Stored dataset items
+ + + + +

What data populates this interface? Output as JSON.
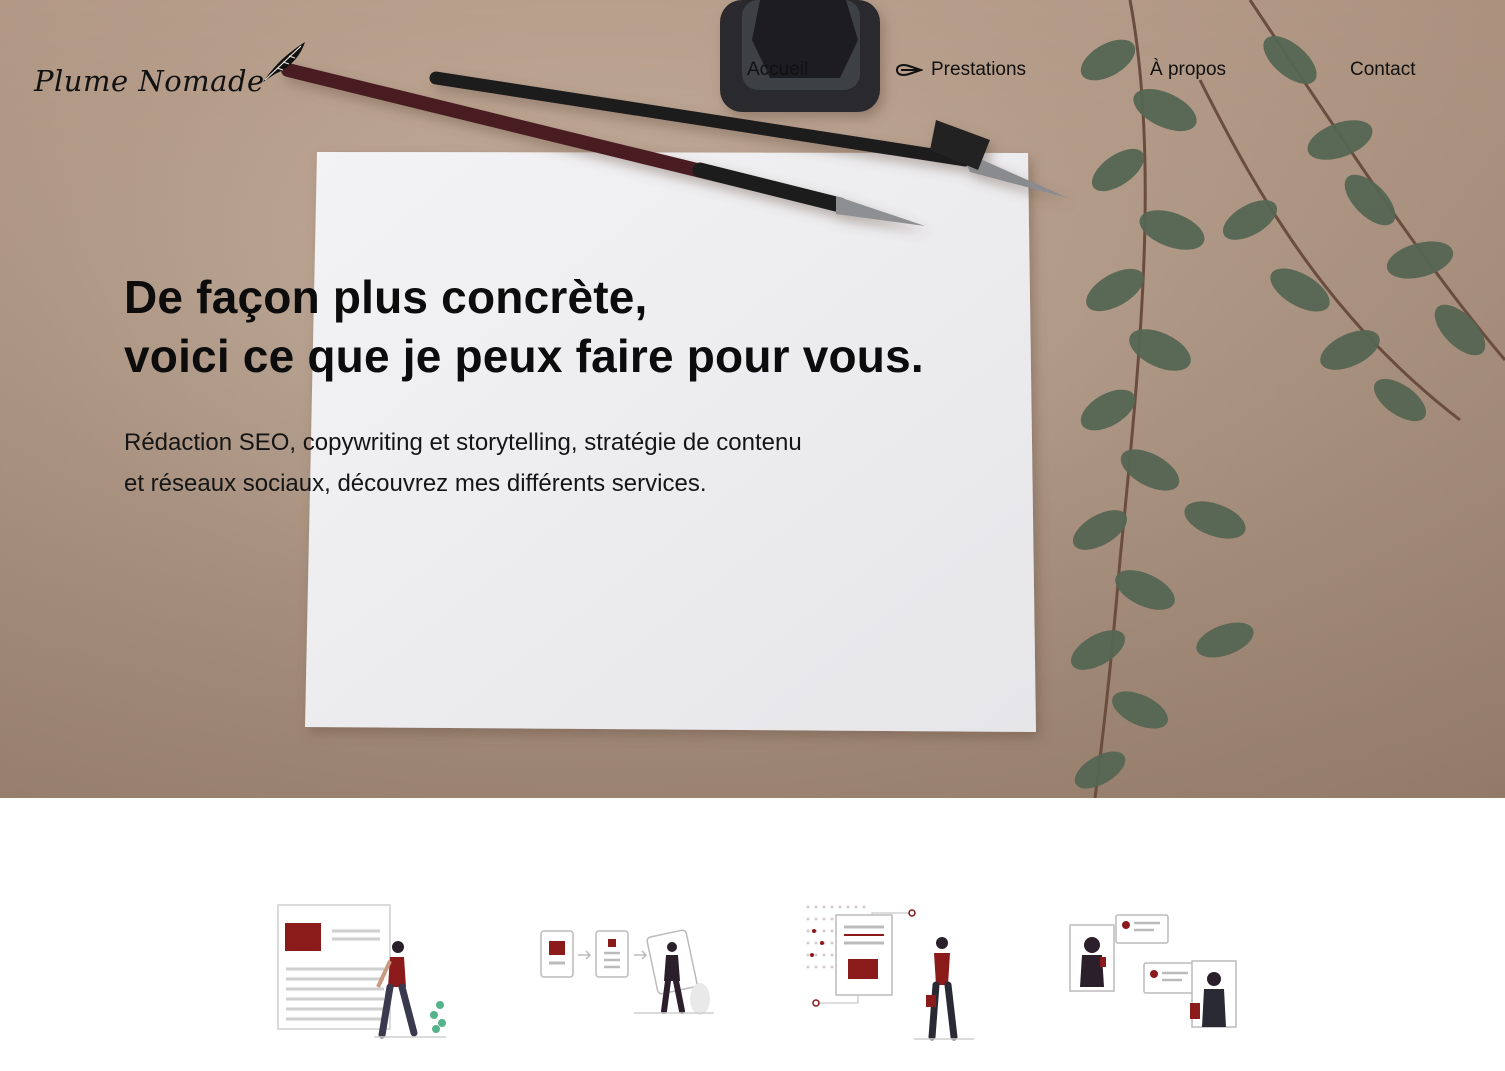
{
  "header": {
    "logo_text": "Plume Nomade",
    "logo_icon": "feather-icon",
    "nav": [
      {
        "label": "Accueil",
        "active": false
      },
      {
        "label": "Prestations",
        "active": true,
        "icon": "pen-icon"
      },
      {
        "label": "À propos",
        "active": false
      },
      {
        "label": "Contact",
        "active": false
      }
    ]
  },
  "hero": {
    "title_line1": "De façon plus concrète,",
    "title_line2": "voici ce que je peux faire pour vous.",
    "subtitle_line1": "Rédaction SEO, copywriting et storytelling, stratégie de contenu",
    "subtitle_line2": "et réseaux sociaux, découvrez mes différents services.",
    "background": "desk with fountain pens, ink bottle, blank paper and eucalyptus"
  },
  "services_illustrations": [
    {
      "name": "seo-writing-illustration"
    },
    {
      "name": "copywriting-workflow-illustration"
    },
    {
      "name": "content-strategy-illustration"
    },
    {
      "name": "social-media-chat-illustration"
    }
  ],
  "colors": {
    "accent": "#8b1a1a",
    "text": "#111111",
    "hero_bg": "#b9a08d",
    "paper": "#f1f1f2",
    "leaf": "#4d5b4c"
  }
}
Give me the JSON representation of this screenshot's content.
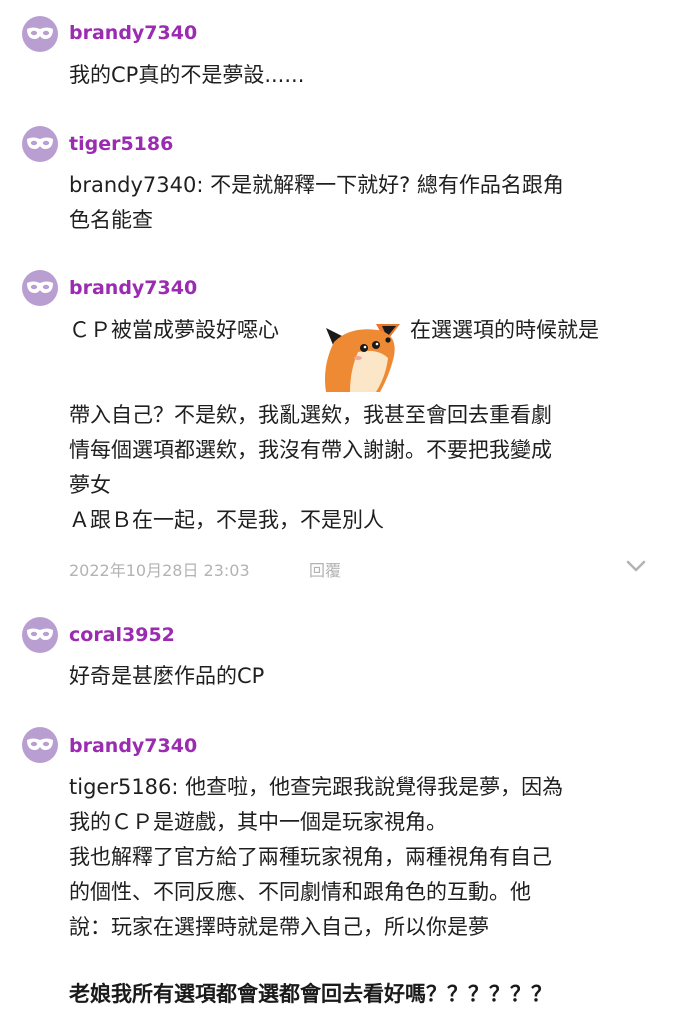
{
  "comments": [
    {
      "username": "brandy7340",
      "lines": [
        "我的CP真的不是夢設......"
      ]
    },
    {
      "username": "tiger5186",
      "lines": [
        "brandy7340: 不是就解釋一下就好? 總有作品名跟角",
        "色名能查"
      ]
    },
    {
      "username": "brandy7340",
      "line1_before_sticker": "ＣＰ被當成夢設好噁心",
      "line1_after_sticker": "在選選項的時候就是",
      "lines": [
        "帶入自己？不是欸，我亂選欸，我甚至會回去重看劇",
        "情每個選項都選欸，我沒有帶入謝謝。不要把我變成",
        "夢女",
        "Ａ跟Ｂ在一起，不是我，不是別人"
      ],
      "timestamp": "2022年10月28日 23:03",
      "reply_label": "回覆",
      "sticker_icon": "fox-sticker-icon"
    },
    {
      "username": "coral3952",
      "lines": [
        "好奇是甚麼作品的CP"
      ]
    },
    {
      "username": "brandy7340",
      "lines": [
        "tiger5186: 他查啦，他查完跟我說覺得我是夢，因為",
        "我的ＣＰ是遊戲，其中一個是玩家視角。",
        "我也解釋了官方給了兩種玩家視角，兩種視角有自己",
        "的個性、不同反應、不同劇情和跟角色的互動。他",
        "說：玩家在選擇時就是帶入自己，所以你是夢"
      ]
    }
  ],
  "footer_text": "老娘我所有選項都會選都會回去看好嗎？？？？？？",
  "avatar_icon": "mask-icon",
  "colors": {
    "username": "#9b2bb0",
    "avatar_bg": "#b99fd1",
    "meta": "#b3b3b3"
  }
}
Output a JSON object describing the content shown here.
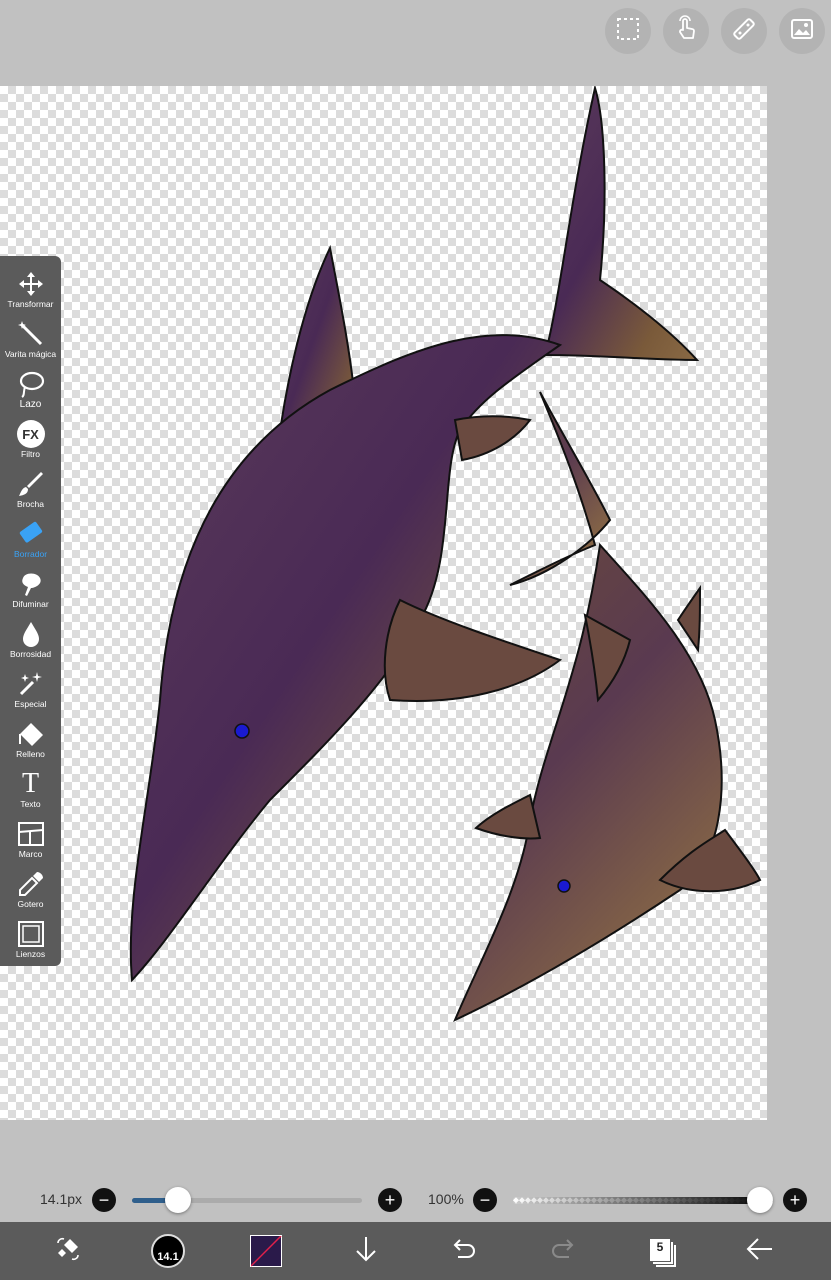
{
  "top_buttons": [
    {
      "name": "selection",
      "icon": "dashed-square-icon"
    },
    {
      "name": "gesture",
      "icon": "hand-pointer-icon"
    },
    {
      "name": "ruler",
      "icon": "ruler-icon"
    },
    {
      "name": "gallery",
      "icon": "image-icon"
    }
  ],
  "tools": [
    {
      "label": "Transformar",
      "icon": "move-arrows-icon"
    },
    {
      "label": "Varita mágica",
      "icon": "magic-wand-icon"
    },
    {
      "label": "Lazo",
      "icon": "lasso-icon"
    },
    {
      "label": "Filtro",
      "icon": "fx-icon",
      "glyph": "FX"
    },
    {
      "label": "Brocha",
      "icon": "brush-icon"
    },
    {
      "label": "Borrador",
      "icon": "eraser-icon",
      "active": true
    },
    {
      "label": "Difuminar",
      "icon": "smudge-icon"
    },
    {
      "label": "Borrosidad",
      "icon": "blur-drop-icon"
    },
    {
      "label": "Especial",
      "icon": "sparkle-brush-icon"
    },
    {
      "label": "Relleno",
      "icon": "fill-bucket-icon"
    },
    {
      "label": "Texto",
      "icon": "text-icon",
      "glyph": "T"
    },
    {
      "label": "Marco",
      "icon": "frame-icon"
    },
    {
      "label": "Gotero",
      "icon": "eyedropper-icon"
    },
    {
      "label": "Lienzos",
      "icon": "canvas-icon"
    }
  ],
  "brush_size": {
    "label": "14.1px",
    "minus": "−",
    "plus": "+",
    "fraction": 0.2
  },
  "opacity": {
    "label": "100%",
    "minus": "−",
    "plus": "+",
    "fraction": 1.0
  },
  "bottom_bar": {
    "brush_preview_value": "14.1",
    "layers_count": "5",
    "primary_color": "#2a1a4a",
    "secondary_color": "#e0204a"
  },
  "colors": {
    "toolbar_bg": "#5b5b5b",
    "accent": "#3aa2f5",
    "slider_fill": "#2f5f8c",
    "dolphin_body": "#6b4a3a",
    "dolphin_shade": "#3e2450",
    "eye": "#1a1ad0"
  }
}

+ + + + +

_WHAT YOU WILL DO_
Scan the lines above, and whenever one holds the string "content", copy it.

_TASK ANSWER_
      "name": "content-strategy-illustration"
Give me the JSON representation of this screenshot's content.
Output a JSON object describing the content shown here.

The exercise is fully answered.